The level of sophistication of various stone tool traditions that have appeared through time has progressively increased. However, the rate of technological evolution has not been consistent. Especially during earlier periods, traditions such as Oldowan and Acheulean appear to endure for tens or even hundreds of thousands of years with only slow change, based on the available archaeological evidence. The same may be said of human physical evolution.

Very roughly speaking, Oldowan tools (2.6 to 1.7 million years ago), first described by archaeologist Mary Leakey, may be correlated with the earliest form of the genus Homo–Homo habilis. Acheulean technology (earliest known at 1.76 million years ago) is more or less contemporaneous with Homo erectus. Acheulean industries include the manufacture of tools called “hand axes”, which require a significantly higher level of knapping skill than Oldowan tools as well as expressing an aesthetic sense of symmetry, especially in later forms. The Stout and Chaminade study, cited above, appears to indicate an increased correlation between linguistic and tool-making brain activity from Oldowan to Acheulean.

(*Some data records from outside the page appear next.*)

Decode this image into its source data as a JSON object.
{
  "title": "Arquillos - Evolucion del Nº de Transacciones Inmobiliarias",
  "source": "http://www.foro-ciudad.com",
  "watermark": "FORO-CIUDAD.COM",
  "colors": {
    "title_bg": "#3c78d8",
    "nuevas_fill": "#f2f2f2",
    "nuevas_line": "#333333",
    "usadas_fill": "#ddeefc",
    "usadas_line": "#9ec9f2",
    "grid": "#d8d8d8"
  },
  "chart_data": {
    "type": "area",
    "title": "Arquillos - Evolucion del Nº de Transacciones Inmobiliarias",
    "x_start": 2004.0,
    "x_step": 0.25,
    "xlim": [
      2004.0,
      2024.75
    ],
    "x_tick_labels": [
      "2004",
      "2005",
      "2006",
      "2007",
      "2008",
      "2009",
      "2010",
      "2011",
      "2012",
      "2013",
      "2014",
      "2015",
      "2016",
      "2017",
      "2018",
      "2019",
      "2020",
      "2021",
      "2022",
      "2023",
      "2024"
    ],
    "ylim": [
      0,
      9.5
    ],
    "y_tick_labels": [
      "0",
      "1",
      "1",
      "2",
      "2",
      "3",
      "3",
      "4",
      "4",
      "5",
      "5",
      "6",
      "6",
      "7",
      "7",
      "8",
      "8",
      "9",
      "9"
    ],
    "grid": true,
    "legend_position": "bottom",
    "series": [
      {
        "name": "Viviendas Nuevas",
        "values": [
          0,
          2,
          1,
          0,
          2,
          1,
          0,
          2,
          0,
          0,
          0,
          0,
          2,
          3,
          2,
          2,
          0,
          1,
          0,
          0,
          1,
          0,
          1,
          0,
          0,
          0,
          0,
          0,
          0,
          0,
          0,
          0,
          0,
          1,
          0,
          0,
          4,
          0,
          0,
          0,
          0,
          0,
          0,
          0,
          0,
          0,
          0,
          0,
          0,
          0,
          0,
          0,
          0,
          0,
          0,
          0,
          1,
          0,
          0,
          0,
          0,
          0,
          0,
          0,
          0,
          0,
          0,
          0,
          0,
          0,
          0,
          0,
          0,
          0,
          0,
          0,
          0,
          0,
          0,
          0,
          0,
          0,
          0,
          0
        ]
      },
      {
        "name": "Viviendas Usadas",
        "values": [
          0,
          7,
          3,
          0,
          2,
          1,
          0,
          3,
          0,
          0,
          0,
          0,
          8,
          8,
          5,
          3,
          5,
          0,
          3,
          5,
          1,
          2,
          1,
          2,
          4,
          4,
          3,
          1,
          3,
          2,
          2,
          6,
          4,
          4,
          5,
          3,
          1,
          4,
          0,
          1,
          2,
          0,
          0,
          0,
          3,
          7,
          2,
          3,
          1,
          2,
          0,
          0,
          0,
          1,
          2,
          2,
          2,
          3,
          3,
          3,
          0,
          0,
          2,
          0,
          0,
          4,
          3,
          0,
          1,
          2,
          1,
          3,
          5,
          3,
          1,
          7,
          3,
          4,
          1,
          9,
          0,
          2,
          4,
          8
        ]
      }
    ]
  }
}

In more recent times, in particular since about 200,000 years ago, more sophisticated technologies, such as Mousterian, appeared along with newer human populations, including the Neanderthals. Mousterian technology included a multi-stage manufacturing process, which employed what is known as the Levallois technique, consisting first of the production of relatively uniform flakes from prepared cores, followed by the creation of a variety of tools by modification of those flakes (an early form of standardized manufacture). Thus, there is a hierarchy of manufacturing stages, the intermediate steps of which do not obviously prefigure the form of the final tool. An analogy can be suggested between the hierarchical structure of the Mousterian manufacturing process and the assembly of complex sentence structure or even paragraph-level linguistic constructs.

Following the appearance of anatomically modern humans (Homo sapiens), perhaps with some time lag, the archaeological record reveals the presence of highly complex stone tool technology, termed Upper Paleolithic, which includes the manufacture of exquisitely produced bifaces (spear points and hafted knives) and of compound tools made from mass produced blades. This technology, along with the appearance of artwork, such as the cave paintings of Europe, is thought to mark the development of fully abstract thought and modern language.

Much more research is needed, first to confirm that these two activities, tool making and speech, are mentally correlated and, second, to determine to what degree language structure can be modeled using stone tool technology.

Fight Google's censorship!

Google is blocking the World Socialist Web Site from search results.

To fight this blacklisting:

Share this article with friends and coworkers